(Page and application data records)

________

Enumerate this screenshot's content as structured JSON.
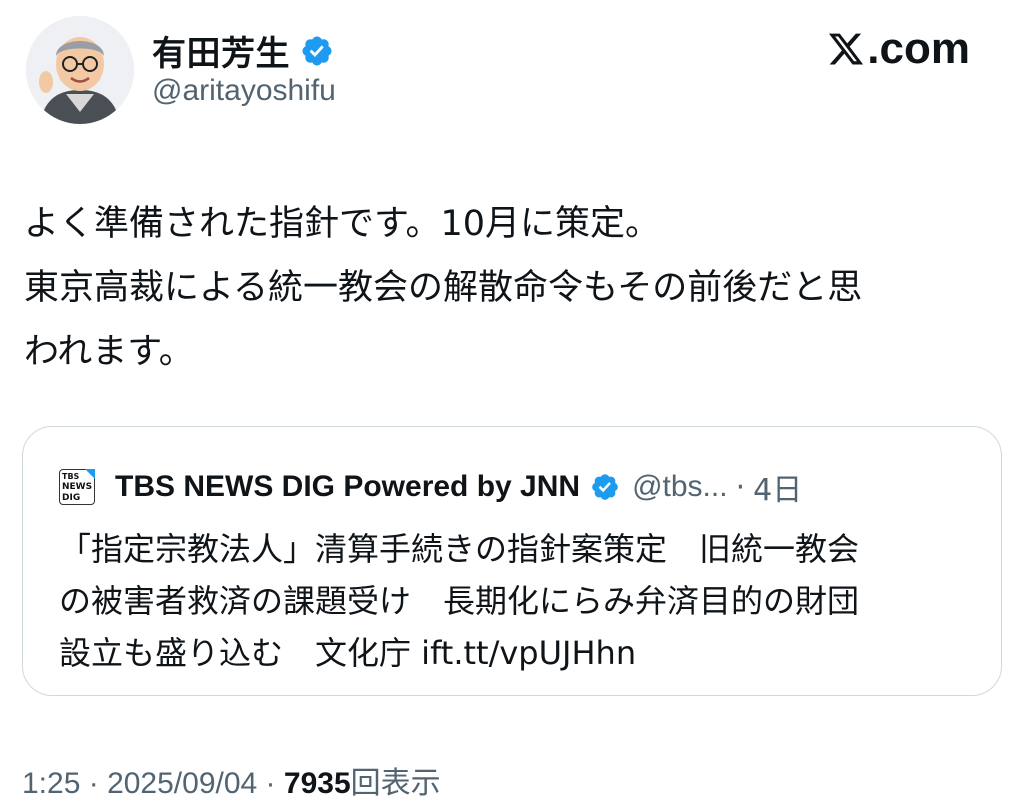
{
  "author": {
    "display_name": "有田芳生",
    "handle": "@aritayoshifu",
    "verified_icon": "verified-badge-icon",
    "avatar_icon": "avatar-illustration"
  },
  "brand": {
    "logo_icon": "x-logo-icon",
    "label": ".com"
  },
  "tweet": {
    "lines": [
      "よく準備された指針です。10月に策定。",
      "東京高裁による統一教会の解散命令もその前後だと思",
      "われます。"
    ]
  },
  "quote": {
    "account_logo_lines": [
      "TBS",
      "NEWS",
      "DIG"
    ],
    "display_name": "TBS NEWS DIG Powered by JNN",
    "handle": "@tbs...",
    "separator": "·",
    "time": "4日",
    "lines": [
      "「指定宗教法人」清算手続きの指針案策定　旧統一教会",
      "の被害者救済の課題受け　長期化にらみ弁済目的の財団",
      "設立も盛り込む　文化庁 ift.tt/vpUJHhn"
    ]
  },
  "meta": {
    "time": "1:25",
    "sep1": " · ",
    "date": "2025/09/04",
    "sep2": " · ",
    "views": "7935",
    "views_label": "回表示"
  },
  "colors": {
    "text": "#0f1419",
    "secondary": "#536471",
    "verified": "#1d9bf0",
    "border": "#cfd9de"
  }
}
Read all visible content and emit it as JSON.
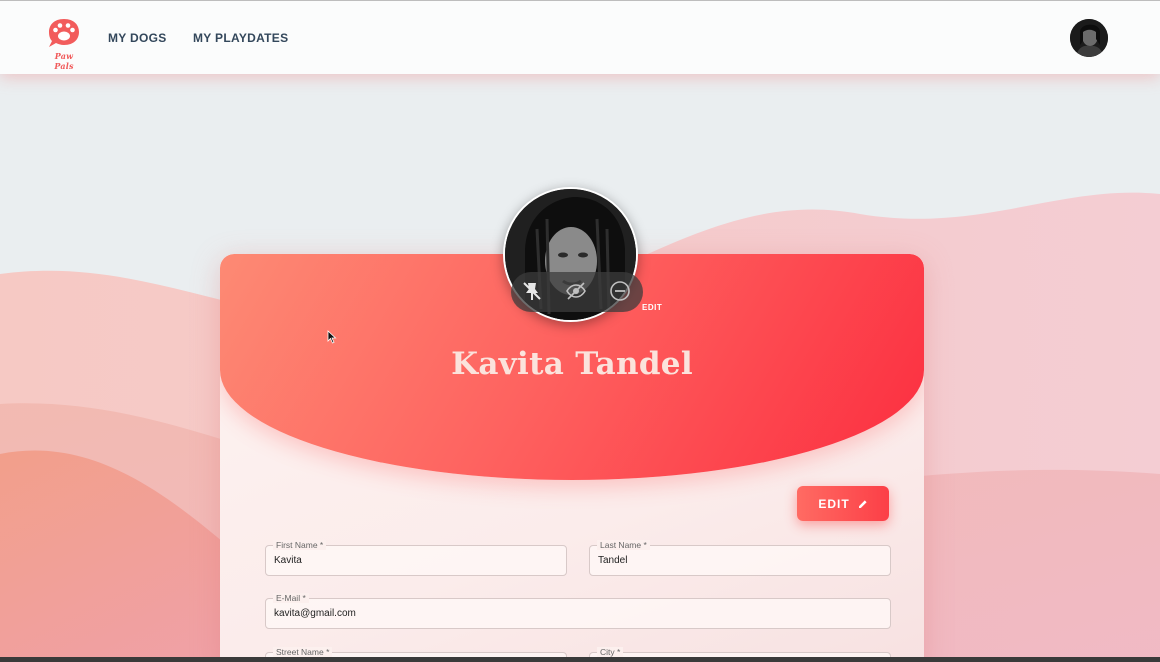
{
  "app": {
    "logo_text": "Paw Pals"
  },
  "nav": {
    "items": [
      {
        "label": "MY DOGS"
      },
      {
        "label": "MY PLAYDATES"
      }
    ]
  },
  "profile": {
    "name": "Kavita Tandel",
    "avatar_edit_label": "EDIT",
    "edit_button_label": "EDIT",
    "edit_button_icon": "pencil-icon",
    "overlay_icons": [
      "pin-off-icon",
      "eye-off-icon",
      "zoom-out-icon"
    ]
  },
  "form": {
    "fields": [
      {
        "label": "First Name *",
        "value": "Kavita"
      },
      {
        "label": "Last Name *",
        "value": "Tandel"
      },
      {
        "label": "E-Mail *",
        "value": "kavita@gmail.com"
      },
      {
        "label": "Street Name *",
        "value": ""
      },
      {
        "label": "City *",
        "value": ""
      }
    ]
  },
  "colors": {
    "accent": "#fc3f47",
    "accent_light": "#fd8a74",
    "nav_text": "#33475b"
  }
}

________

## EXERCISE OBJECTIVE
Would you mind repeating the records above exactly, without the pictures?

## RESULT FOR THIS EXERCISE
Enumerate this screenshot's content as structured JSON.
{
  "author": {
    "display_name": "有田芳生",
    "handle": "@aritayoshifu",
    "verified_icon": "verified-badge-icon",
    "avatar_icon": "avatar-illustration"
  },
  "brand": {
    "logo_icon": "x-logo-icon",
    "label": ".com"
  },
  "tweet": {
    "lines": [
      "よく準備された指針です。10月に策定。",
      "東京高裁による統一教会の解散命令もその前後だと思",
      "われます。"
    ]
  },
  "quote": {
    "account_logo_lines": [
      "TBS",
      "NEWS",
      "DIG"
    ],
    "display_name": "TBS NEWS DIG Powered by JNN",
    "handle": "@tbs...",
    "separator": "·",
    "time": "4日",
    "lines": [
      "「指定宗教法人」清算手続きの指針案策定　旧統一教会",
      "の被害者救済の課題受け　長期化にらみ弁済目的の財団",
      "設立も盛り込む　文化庁 ift.tt/vpUJHhn"
    ]
  },
  "meta": {
    "time": "1:25",
    "sep1": " · ",
    "date": "2025/09/04",
    "sep2": " · ",
    "views": "7935",
    "views_label": "回表示"
  },
  "colors": {
    "text": "#0f1419",
    "secondary": "#536471",
    "verified": "#1d9bf0",
    "border": "#cfd9de"
  }
}
Read all visible content and emit it as JSON.
{
  "app": {
    "logo_text": "Paw Pals"
  },
  "nav": {
    "items": [
      {
        "label": "MY DOGS"
      },
      {
        "label": "MY PLAYDATES"
      }
    ]
  },
  "profile": {
    "name": "Kavita Tandel",
    "avatar_edit_label": "EDIT",
    "edit_button_label": "EDIT",
    "edit_button_icon": "pencil-icon",
    "overlay_icons": [
      "pin-off-icon",
      "eye-off-icon",
      "zoom-out-icon"
    ]
  },
  "form": {
    "fields": [
      {
        "label": "First Name *",
        "value": "Kavita"
      },
      {
        "label": "Last Name *",
        "value": "Tandel"
      },
      {
        "label": "E-Mail *",
        "value": "kavita@gmail.com"
      },
      {
        "label": "Street Name *",
        "value": ""
      },
      {
        "label": "City *",
        "value": ""
      }
    ]
  },
  "colors": {
    "accent": "#fc3f47",
    "accent_light": "#fd8a74",
    "nav_text": "#33475b"
  }
}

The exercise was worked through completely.